MFT Medical Genetics and Cancer Epidemiology consultant D Gareth Evans said: “These results indicate the importance of incorporating serum oestrogen levels into risk models, so women can be reassured despite other risk factors if their levels are low, and likewise, higher levels may make more women eligible for anastrozole.”

Anastrozole’s preventative efficacy was highlighted in the IBIS-II prevention trial, which demonstrated a 49% reduction in breast cancer incidence among at-risk post-menopausal women.

MFT Medical Oncology emeritus consultant Anthony Howell said: “As a result of our previous research, anastrozole is now the drug of choice for preventing breast cancer in high-risk women after the menopause.

“Through this latest study, we aimed to better understand who did or did not benefit from the drug, to identify if this treatment could be targeted more effectively for patient benefit.
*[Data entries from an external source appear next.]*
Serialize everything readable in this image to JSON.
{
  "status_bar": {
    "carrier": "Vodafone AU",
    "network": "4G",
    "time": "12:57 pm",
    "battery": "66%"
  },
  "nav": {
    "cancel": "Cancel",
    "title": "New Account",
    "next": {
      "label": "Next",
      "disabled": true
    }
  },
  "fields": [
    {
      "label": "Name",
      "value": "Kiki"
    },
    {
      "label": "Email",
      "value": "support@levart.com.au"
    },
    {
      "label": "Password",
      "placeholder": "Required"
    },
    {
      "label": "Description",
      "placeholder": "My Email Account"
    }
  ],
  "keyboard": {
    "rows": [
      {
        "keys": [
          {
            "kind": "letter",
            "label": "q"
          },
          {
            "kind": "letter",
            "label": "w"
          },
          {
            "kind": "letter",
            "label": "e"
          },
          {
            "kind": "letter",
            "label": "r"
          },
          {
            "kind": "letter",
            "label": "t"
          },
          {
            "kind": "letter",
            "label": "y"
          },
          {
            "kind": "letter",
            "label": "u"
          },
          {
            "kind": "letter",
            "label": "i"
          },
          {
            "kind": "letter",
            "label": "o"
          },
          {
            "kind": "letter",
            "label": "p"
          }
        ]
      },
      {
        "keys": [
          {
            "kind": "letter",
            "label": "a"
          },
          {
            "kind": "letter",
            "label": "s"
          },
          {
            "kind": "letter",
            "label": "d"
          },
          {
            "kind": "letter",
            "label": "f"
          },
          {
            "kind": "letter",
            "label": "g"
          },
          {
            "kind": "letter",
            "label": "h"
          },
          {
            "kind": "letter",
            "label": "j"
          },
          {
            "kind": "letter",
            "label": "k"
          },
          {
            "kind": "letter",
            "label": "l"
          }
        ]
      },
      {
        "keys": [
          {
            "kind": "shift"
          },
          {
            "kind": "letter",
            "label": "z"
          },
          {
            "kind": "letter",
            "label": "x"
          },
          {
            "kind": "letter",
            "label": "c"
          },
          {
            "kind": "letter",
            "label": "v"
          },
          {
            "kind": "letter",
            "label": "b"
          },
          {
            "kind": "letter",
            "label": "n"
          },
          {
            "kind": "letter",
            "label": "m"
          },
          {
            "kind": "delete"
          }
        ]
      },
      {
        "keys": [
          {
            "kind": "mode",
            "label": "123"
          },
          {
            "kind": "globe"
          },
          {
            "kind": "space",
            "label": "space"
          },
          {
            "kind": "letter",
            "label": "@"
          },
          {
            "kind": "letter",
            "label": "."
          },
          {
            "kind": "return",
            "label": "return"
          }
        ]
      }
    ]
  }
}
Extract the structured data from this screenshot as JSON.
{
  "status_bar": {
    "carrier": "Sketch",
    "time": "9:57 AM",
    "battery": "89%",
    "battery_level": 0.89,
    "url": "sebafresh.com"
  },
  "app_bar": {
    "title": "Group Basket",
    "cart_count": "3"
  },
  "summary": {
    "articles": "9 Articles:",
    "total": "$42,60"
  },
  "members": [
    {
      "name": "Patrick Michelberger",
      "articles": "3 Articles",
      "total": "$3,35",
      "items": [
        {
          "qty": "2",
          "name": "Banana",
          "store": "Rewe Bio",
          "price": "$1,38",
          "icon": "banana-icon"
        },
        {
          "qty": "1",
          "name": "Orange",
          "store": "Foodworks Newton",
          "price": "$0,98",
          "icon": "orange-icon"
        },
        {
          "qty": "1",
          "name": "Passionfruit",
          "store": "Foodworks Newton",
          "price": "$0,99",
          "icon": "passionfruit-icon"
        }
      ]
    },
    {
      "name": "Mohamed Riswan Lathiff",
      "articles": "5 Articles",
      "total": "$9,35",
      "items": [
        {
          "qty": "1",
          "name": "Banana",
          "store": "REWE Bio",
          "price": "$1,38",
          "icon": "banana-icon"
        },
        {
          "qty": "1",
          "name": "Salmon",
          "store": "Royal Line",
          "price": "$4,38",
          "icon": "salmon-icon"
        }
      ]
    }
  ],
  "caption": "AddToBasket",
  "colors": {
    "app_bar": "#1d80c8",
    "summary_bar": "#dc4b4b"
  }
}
“Our results indicate that we need to routinely assess hormone levels before prescribing anastrozole to ensure women are receiving the most beneficial preventative medication to them.”